A Legislative Perspective on the Kentucky General Assembly with State Representative Rick Rand
FRANKFORT – Although there is no doubt that we still have a long way to go to recover fully from the national recession that began seven years ago, there have been some encouraging signs in recent days.
Early last week, for example, the U.S. Commerce Department reported that the economy grew by five percent between July and September, the fastest quarterly uptick in a decade.
A day earlier, meanwhile, the Gallup Poll said that 36 percent of Americans believe now is a good time to find what the poll calls a “quality job.” That may seem low, but it is the best we have seen since November 2007, and is far above the eight percent rate the poll showed just two years ago.
Gallup added that there is more optimism among younger adults than those over 50, but there is little difference between those with and without a college degree, indicating new-job prospects are broad-based.

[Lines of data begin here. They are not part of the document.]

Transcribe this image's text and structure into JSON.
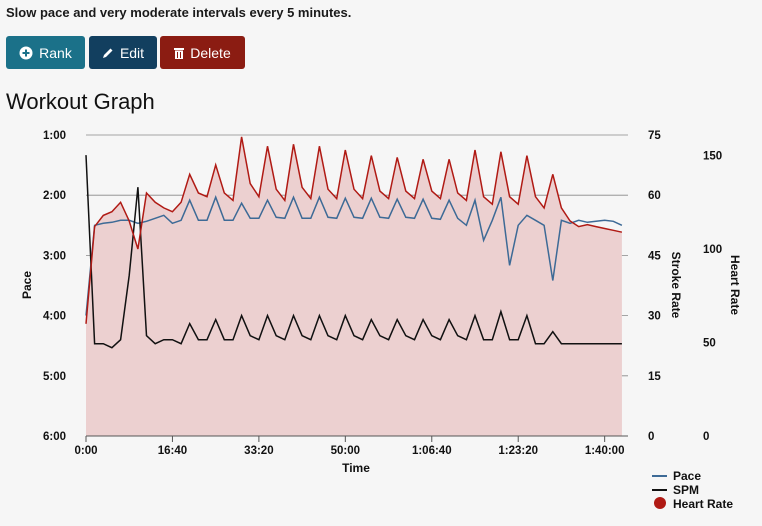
{
  "description": "Slow pace and very moderate intervals every 5 minutes.",
  "buttons": {
    "rank": {
      "label": "Rank",
      "icon": "plus-circle-icon",
      "color": "#1b7189"
    },
    "edit": {
      "label": "Edit",
      "icon": "pencil-icon",
      "color": "#123f5f"
    },
    "delete": {
      "label": "Delete",
      "icon": "trash-icon",
      "color": "#8b1c12"
    }
  },
  "heading": "Workout Graph",
  "chart_data": {
    "type": "line",
    "xlabel": "Time",
    "x_unit": "seconds",
    "x": [
      0,
      100,
      200,
      300,
      400,
      500,
      600,
      700,
      800,
      900,
      1000,
      1100,
      1200,
      1300,
      1400,
      1500,
      1600,
      1700,
      1800,
      1900,
      2000,
      2100,
      2200,
      2300,
      2400,
      2500,
      2600,
      2700,
      2800,
      2900,
      3000,
      3100,
      3200,
      3300,
      3400,
      3500,
      3600,
      3700,
      3800,
      3900,
      4000,
      4100,
      4200,
      4300,
      4400,
      4500,
      4600,
      4700,
      4800,
      4900,
      5000,
      5100,
      5200,
      5300,
      5400,
      5500,
      5600,
      5700,
      5800,
      5900,
      6000,
      6100,
      6200
    ],
    "x_ticks": [
      "0:00",
      "16:40",
      "33:20",
      "50:00",
      "1:06:40",
      "1:23:20",
      "1:40:00"
    ],
    "x_tick_values": [
      0,
      1000,
      2000,
      3000,
      4000,
      5000,
      6000
    ],
    "xlim": [
      0,
      6270
    ],
    "axes": {
      "pace": {
        "label": "Pace",
        "unit": "seconds per 500m",
        "ticks": [
          "1:00",
          "2:00",
          "3:00",
          "4:00",
          "5:00",
          "6:00"
        ],
        "range": [
          60,
          360
        ],
        "inverted": true
      },
      "spm": {
        "label": "Stroke Rate",
        "ticks": [
          "75",
          "60",
          "45",
          "30",
          "15",
          "0"
        ],
        "range": [
          0,
          75
        ]
      },
      "hr": {
        "label": "Heart Rate",
        "ticks": [
          "150",
          "100",
          "50",
          "0"
        ],
        "range": [
          0,
          161
        ]
      }
    },
    "grid": true,
    "legend_position": "bottom-right",
    "series": [
      {
        "name": "Pace",
        "axis": "pace",
        "color": "#3d6a96",
        "values": [
          240,
          150,
          148,
          147,
          145,
          145,
          148,
          146,
          143,
          140,
          148,
          145,
          125,
          145,
          145,
          122,
          145,
          145,
          128,
          143,
          143,
          125,
          142,
          143,
          122,
          143,
          143,
          122,
          142,
          143,
          123,
          142,
          143,
          123,
          142,
          143,
          124,
          142,
          143,
          124,
          143,
          144,
          125,
          143,
          150,
          125,
          165,
          145,
          122,
          190,
          150,
          140,
          145,
          150,
          205,
          145,
          148,
          145,
          147,
          146,
          145,
          146,
          150
        ]
      },
      {
        "name": "SPM",
        "axis": "spm",
        "color": "#111111",
        "values": [
          70,
          23,
          23,
          22,
          24,
          40,
          62,
          25,
          23,
          24,
          24,
          23,
          28,
          24,
          24,
          29,
          24,
          24,
          30,
          25,
          24,
          30,
          25,
          24,
          30,
          25,
          24,
          30,
          25,
          24,
          30,
          25,
          24,
          29,
          25,
          24,
          29,
          25,
          24,
          29,
          25,
          24,
          29,
          25,
          24,
          30,
          24,
          24,
          31,
          24,
          24,
          30,
          23,
          23,
          26,
          23,
          23,
          23,
          23,
          23,
          23,
          23,
          23
        ]
      },
      {
        "name": "Heart Rate",
        "axis": "hr",
        "color": "#b01a14",
        "fill": "#ecd0d0",
        "values": [
          60,
          112,
          118,
          120,
          125,
          115,
          100,
          130,
          125,
          122,
          120,
          125,
          140,
          130,
          128,
          145,
          130,
          126,
          160,
          135,
          128,
          155,
          132,
          126,
          156,
          133,
          127,
          155,
          132,
          127,
          153,
          132,
          127,
          150,
          131,
          127,
          149,
          131,
          127,
          148,
          131,
          127,
          148,
          130,
          126,
          153,
          128,
          124,
          152,
          128,
          124,
          150,
          128,
          122,
          140,
          122,
          115,
          112,
          113,
          112,
          111,
          110,
          109
        ]
      }
    ]
  }
}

One area where Kentucky has outpaced most states is the decline in unemployment. November’s seasonally adjusted rate of six percent was 2.1 points lower than it was a year earlier, making it the steepest drop we have seen in more than three decades. Only five states have had more success in this area over the past year, but one concern economists have is that part of our lower rate is due to people dropping out of the workforce, something we need to reverse.
The good news is that the decline in unemployment is not isolated in certain areas of the state. In fact, the unemployment rate was lower in all 120 counties in August, September and October when compared to the same three months in 2013, and we missed a statewide sweep by just one county in November. It is worth noting that this 120-county decline had never occurred prior to this summer.
According to a federal survey of business establishments that excludes agriculture and the self-employed, Kentucky has added nearly 39,000 jobs over the past year.
That includes almost 11,000 new jobs in the professional and business-services sector, companies that help other companies; 5,300 new jobs in healthcare; and 2,700 new jobs in manufacturing. The construction industry, unfortunately, is still facing tough times. Although it added nearly 1,000 jobs from October to November, its workforce is still below where it was a year ago.
In related unemployment news, Gov. Beshear announced in late November that our employers would not have to pay an additional $112 million tied to a nearly $1 billion federal loan Kentucky borrowed in 2009 to cover unemployment payments during the recession.
Under a legislative plan adopted in 2012, our businesses have whittled this loan down to less than $340 million, putting us well ahead of the scheduled pay-back.
Not all states have been as fortunate. Ohio, for one, still owes $1.38 billion, and its businesses will have to pay an extra $84 per employee in 2015.
Overall, 2014 has turned out to be one of the better years Kentucky’s businesses have seen in a long time. In addition to the job gains, they’re exporting nearly 10 percent more than last year’s record $25 billion; new-business start-ups are out-pacing nearly every other state; and Site Selection magazine – a trade publication that monitors industrial growth – recently put Kentucky eighth in business climate.
As we approach 2015, the General Assembly will continue looking for ways to help our businesses build on these accomplishments while making sure they reach all areas of the state. We cannot afford to leave any region behind.
If you have any thoughts on how we can do this, please let me know. You can write to me at Room 366B, Capitol Annex, 702 Capitol Avenue, Frankfort KY 40601; or you can email me at [email protected]
To leave a message for me or for any legislator, call toll-free at 800-372-7181. For those with a hearing impairment, the number is 800-896-0305.
I hope to hear from you soon.